Component data from apps and pages:
^^^^

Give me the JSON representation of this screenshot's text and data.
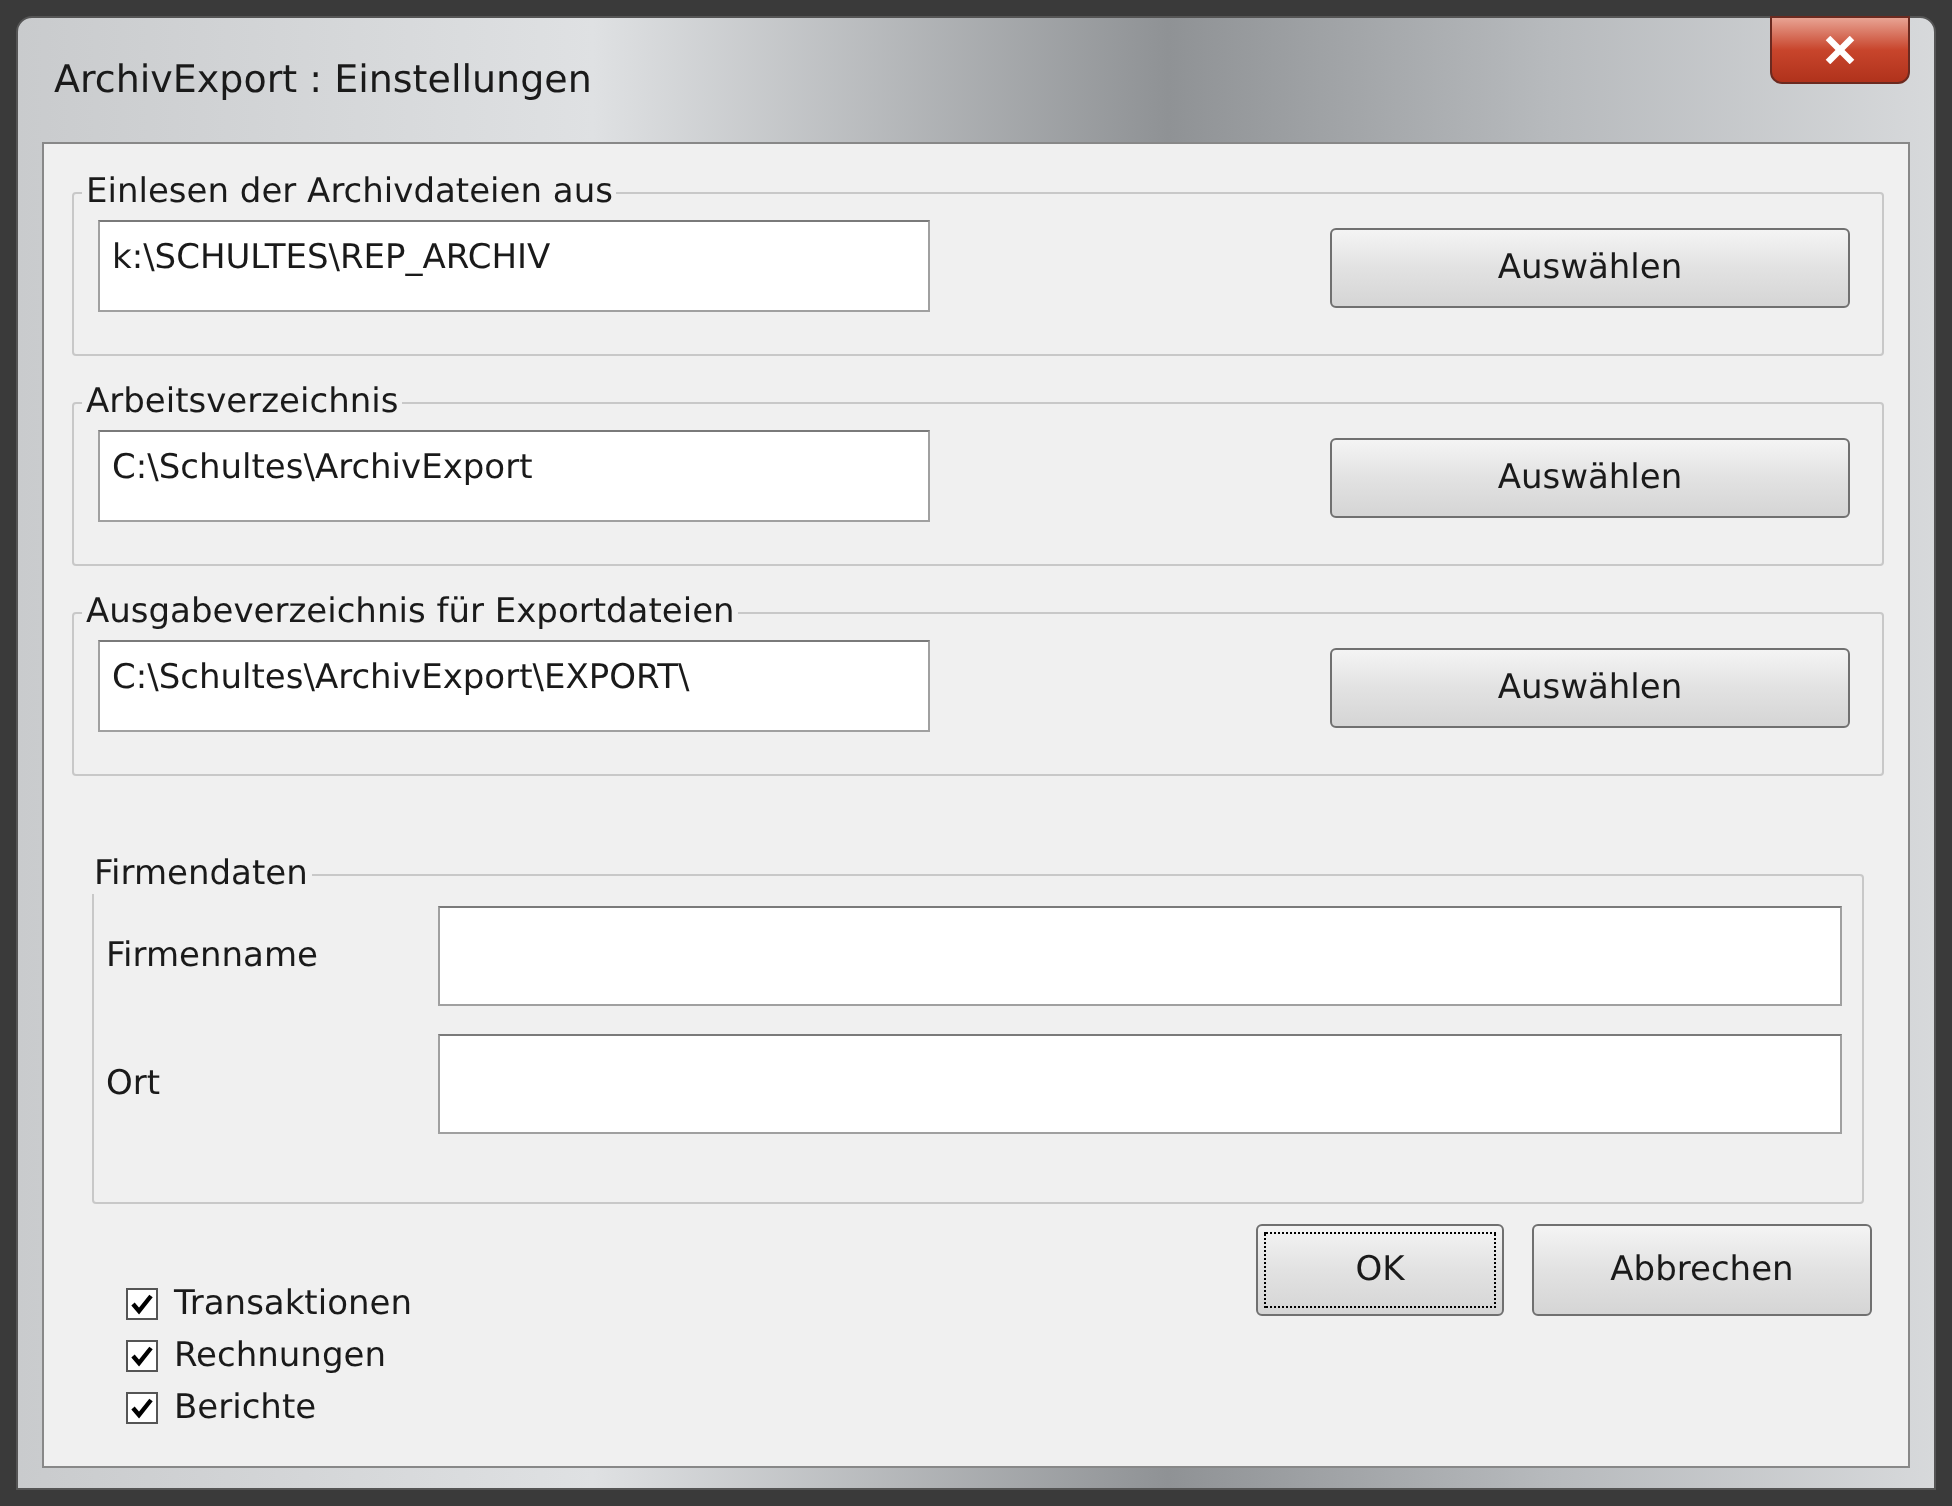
{
  "window": {
    "title": "ArchivExport : Einstellungen"
  },
  "folders": [
    {
      "label": "Einlesen der Archivdateien aus",
      "value": "k:\\SCHULTES\\REP_ARCHIV",
      "button": "Auswählen"
    },
    {
      "label": "Arbeitsverzeichnis",
      "value": "C:\\Schultes\\ArchivExport",
      "button": "Auswählen"
    },
    {
      "label": "Ausgabeverzeichnis für Exportdateien",
      "value": "C:\\Schultes\\ArchivExport\\EXPORT\\",
      "button": "Auswählen"
    }
  ],
  "company": {
    "title": "Firmendaten",
    "fields": [
      {
        "label": "Firmenname"
      },
      {
        "label": "Ort"
      }
    ]
  },
  "options": [
    {
      "label": "Transaktionen",
      "checked": true
    },
    {
      "label": "Rechnungen",
      "checked": true
    },
    {
      "label": "Berichte",
      "checked": true
    }
  ],
  "buttons": [
    {
      "label": "OK",
      "focused": true
    },
    {
      "label": "Abbrechen",
      "focused": false
    }
  ]
}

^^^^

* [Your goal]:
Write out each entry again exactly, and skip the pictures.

* [Response below]:
Give me the JSON representation of this screenshot's text and data.
{
  "window": {
    "title": "ArchivExport : Einstellungen"
  },
  "folders": [
    {
      "label": "Einlesen der Archivdateien aus",
      "value": "k:\\SCHULTES\\REP_ARCHIV",
      "button": "Auswählen"
    },
    {
      "label": "Arbeitsverzeichnis",
      "value": "C:\\Schultes\\ArchivExport",
      "button": "Auswählen"
    },
    {
      "label": "Ausgabeverzeichnis für Exportdateien",
      "value": "C:\\Schultes\\ArchivExport\\EXPORT\\",
      "button": "Auswählen"
    }
  ],
  "company": {
    "title": "Firmendaten",
    "fields": [
      {
        "label": "Firmenname"
      },
      {
        "label": "Ort"
      }
    ]
  },
  "options": [
    {
      "label": "Transaktionen",
      "checked": true
    },
    {
      "label": "Rechnungen",
      "checked": true
    },
    {
      "label": "Berichte",
      "checked": true
    }
  ],
  "buttons": [
    {
      "label": "OK",
      "focused": true
    },
    {
      "label": "Abbrechen",
      "focused": false
    }
  ]
}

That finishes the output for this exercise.